Data about app and page elements:
○ ○ ○ ○ ○ ○ ○
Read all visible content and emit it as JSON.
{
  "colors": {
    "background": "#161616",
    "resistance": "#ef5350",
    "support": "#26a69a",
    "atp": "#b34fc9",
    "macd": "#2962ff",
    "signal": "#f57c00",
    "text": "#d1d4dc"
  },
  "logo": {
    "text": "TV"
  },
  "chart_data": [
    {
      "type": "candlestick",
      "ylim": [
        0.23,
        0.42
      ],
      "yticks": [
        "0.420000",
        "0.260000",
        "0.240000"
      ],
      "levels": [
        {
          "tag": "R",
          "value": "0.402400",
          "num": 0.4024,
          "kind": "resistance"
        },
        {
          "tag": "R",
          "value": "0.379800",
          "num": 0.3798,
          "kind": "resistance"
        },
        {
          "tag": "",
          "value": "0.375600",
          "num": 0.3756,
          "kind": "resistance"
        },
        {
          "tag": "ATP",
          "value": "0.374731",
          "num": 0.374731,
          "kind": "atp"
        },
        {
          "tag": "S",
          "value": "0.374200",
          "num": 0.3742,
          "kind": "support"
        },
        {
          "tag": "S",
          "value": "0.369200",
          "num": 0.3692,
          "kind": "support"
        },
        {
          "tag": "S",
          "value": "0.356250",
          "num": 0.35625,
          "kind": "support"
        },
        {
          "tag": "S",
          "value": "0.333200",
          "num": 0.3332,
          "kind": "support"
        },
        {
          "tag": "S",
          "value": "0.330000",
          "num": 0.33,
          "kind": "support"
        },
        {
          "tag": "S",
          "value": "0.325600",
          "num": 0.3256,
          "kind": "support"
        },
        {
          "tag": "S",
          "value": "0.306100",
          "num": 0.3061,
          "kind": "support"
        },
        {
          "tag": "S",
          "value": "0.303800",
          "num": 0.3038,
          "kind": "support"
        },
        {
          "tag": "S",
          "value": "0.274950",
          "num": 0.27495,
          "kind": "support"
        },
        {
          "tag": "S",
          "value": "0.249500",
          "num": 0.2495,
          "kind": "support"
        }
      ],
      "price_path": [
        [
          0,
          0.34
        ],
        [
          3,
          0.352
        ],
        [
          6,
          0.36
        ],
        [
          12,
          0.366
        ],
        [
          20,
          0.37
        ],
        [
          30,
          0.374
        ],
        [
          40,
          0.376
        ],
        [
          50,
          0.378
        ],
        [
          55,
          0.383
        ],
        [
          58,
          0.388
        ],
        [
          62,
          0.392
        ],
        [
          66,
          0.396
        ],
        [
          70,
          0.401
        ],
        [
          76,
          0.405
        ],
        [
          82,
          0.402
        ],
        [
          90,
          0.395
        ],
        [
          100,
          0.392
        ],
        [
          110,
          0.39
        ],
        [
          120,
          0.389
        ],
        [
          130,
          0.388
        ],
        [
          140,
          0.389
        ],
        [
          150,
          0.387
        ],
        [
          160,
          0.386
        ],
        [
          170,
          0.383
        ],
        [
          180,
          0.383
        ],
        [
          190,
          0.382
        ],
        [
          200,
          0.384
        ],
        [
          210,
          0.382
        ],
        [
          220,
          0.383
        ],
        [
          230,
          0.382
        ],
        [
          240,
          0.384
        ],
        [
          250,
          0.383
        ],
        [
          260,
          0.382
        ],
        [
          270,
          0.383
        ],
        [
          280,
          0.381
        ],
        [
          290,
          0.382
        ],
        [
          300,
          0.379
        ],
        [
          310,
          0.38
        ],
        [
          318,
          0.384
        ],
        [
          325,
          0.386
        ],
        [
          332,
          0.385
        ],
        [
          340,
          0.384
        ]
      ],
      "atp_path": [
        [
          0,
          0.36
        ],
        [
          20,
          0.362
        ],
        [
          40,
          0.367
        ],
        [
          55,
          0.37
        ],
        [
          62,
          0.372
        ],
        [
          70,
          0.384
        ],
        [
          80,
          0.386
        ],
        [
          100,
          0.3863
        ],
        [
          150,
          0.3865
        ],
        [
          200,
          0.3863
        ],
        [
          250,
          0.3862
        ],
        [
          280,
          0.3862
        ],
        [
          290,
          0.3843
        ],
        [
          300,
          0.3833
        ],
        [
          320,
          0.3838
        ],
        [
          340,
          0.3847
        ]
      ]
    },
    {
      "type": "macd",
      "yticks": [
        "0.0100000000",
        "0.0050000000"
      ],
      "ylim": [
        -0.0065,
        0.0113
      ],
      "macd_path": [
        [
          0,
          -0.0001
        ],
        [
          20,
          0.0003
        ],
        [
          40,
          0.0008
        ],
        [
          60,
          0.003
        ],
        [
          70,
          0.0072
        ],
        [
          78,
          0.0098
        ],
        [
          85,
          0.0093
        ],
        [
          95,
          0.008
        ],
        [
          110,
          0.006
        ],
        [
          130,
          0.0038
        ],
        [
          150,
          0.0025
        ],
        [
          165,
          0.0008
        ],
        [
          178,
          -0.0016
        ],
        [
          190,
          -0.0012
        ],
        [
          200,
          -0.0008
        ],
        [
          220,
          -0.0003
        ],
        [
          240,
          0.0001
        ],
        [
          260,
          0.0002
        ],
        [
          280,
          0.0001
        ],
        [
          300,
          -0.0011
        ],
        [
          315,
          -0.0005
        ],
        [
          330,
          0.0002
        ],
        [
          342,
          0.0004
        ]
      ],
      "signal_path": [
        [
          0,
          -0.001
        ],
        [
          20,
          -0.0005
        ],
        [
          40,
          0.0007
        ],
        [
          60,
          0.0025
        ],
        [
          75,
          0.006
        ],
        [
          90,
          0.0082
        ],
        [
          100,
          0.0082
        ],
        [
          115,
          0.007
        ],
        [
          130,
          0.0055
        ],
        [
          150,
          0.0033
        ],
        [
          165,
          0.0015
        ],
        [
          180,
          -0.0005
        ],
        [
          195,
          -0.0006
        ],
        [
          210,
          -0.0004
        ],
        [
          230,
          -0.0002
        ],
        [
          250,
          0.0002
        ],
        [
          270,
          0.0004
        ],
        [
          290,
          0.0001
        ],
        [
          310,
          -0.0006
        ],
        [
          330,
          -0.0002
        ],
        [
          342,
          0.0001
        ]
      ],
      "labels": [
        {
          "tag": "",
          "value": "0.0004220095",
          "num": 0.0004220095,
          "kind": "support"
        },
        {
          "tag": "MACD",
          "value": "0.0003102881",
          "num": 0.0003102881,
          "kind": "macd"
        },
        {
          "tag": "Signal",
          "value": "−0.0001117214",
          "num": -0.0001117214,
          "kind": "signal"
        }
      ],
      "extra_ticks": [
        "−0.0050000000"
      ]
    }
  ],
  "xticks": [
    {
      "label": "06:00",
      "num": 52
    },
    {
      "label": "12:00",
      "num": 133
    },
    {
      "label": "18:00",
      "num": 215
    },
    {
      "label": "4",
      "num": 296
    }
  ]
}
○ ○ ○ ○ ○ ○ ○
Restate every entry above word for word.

Read all visible content and emit it as JSON.
{
  "colors": {
    "background": "#161616",
    "resistance": "#ef5350",
    "support": "#26a69a",
    "atp": "#b34fc9",
    "macd": "#2962ff",
    "signal": "#f57c00",
    "text": "#d1d4dc"
  },
  "logo": {
    "text": "TV"
  },
  "chart_data": [
    {
      "type": "candlestick",
      "ylim": [
        0.23,
        0.42
      ],
      "yticks": [
        "0.420000",
        "0.260000",
        "0.240000"
      ],
      "levels": [
        {
          "tag": "R",
          "value": "0.402400",
          "num": 0.4024,
          "kind": "resistance"
        },
        {
          "tag": "R",
          "value": "0.379800",
          "num": 0.3798,
          "kind": "resistance"
        },
        {
          "tag": "",
          "value": "0.375600",
          "num": 0.3756,
          "kind": "resistance"
        },
        {
          "tag": "ATP",
          "value": "0.374731",
          "num": 0.374731,
          "kind": "atp"
        },
        {
          "tag": "S",
          "value": "0.374200",
          "num": 0.3742,
          "kind": "support"
        },
        {
          "tag": "S",
          "value": "0.369200",
          "num": 0.3692,
          "kind": "support"
        },
        {
          "tag": "S",
          "value": "0.356250",
          "num": 0.35625,
          "kind": "support"
        },
        {
          "tag": "S",
          "value": "0.333200",
          "num": 0.3332,
          "kind": "support"
        },
        {
          "tag": "S",
          "value": "0.330000",
          "num": 0.33,
          "kind": "support"
        },
        {
          "tag": "S",
          "value": "0.325600",
          "num": 0.3256,
          "kind": "support"
        },
        {
          "tag": "S",
          "value": "0.306100",
          "num": 0.3061,
          "kind": "support"
        },
        {
          "tag": "S",
          "value": "0.303800",
          "num": 0.3038,
          "kind": "support"
        },
        {
          "tag": "S",
          "value": "0.274950",
          "num": 0.27495,
          "kind": "support"
        },
        {
          "tag": "S",
          "value": "0.249500",
          "num": 0.2495,
          "kind": "support"
        }
      ],
      "price_path": [
        [
          0,
          0.34
        ],
        [
          3,
          0.352
        ],
        [
          6,
          0.36
        ],
        [
          12,
          0.366
        ],
        [
          20,
          0.37
        ],
        [
          30,
          0.374
        ],
        [
          40,
          0.376
        ],
        [
          50,
          0.378
        ],
        [
          55,
          0.383
        ],
        [
          58,
          0.388
        ],
        [
          62,
          0.392
        ],
        [
          66,
          0.396
        ],
        [
          70,
          0.401
        ],
        [
          76,
          0.405
        ],
        [
          82,
          0.402
        ],
        [
          90,
          0.395
        ],
        [
          100,
          0.392
        ],
        [
          110,
          0.39
        ],
        [
          120,
          0.389
        ],
        [
          130,
          0.388
        ],
        [
          140,
          0.389
        ],
        [
          150,
          0.387
        ],
        [
          160,
          0.386
        ],
        [
          170,
          0.383
        ],
        [
          180,
          0.383
        ],
        [
          190,
          0.382
        ],
        [
          200,
          0.384
        ],
        [
          210,
          0.382
        ],
        [
          220,
          0.383
        ],
        [
          230,
          0.382
        ],
        [
          240,
          0.384
        ],
        [
          250,
          0.383
        ],
        [
          260,
          0.382
        ],
        [
          270,
          0.383
        ],
        [
          280,
          0.381
        ],
        [
          290,
          0.382
        ],
        [
          300,
          0.379
        ],
        [
          310,
          0.38
        ],
        [
          318,
          0.384
        ],
        [
          325,
          0.386
        ],
        [
          332,
          0.385
        ],
        [
          340,
          0.384
        ]
      ],
      "atp_path": [
        [
          0,
          0.36
        ],
        [
          20,
          0.362
        ],
        [
          40,
          0.367
        ],
        [
          55,
          0.37
        ],
        [
          62,
          0.372
        ],
        [
          70,
          0.384
        ],
        [
          80,
          0.386
        ],
        [
          100,
          0.3863
        ],
        [
          150,
          0.3865
        ],
        [
          200,
          0.3863
        ],
        [
          250,
          0.3862
        ],
        [
          280,
          0.3862
        ],
        [
          290,
          0.3843
        ],
        [
          300,
          0.3833
        ],
        [
          320,
          0.3838
        ],
        [
          340,
          0.3847
        ]
      ]
    },
    {
      "type": "macd",
      "yticks": [
        "0.0100000000",
        "0.0050000000"
      ],
      "ylim": [
        -0.0065,
        0.0113
      ],
      "macd_path": [
        [
          0,
          -0.0001
        ],
        [
          20,
          0.0003
        ],
        [
          40,
          0.0008
        ],
        [
          60,
          0.003
        ],
        [
          70,
          0.0072
        ],
        [
          78,
          0.0098
        ],
        [
          85,
          0.0093
        ],
        [
          95,
          0.008
        ],
        [
          110,
          0.006
        ],
        [
          130,
          0.0038
        ],
        [
          150,
          0.0025
        ],
        [
          165,
          0.0008
        ],
        [
          178,
          -0.0016
        ],
        [
          190,
          -0.0012
        ],
        [
          200,
          -0.0008
        ],
        [
          220,
          -0.0003
        ],
        [
          240,
          0.0001
        ],
        [
          260,
          0.0002
        ],
        [
          280,
          0.0001
        ],
        [
          300,
          -0.0011
        ],
        [
          315,
          -0.0005
        ],
        [
          330,
          0.0002
        ],
        [
          342,
          0.0004
        ]
      ],
      "signal_path": [
        [
          0,
          -0.001
        ],
        [
          20,
          -0.0005
        ],
        [
          40,
          0.0007
        ],
        [
          60,
          0.0025
        ],
        [
          75,
          0.006
        ],
        [
          90,
          0.0082
        ],
        [
          100,
          0.0082
        ],
        [
          115,
          0.007
        ],
        [
          130,
          0.0055
        ],
        [
          150,
          0.0033
        ],
        [
          165,
          0.0015
        ],
        [
          180,
          -0.0005
        ],
        [
          195,
          -0.0006
        ],
        [
          210,
          -0.0004
        ],
        [
          230,
          -0.0002
        ],
        [
          250,
          0.0002
        ],
        [
          270,
          0.0004
        ],
        [
          290,
          0.0001
        ],
        [
          310,
          -0.0006
        ],
        [
          330,
          -0.0002
        ],
        [
          342,
          0.0001
        ]
      ],
      "labels": [
        {
          "tag": "",
          "value": "0.0004220095",
          "num": 0.0004220095,
          "kind": "support"
        },
        {
          "tag": "MACD",
          "value": "0.0003102881",
          "num": 0.0003102881,
          "kind": "macd"
        },
        {
          "tag": "Signal",
          "value": "−0.0001117214",
          "num": -0.0001117214,
          "kind": "signal"
        }
      ],
      "extra_ticks": [
        "−0.0050000000"
      ]
    }
  ],
  "xticks": [
    {
      "label": "06:00",
      "num": 52
    },
    {
      "label": "12:00",
      "num": 133
    },
    {
      "label": "18:00",
      "num": 215
    },
    {
      "label": "4",
      "num": 296
    }
  ]
}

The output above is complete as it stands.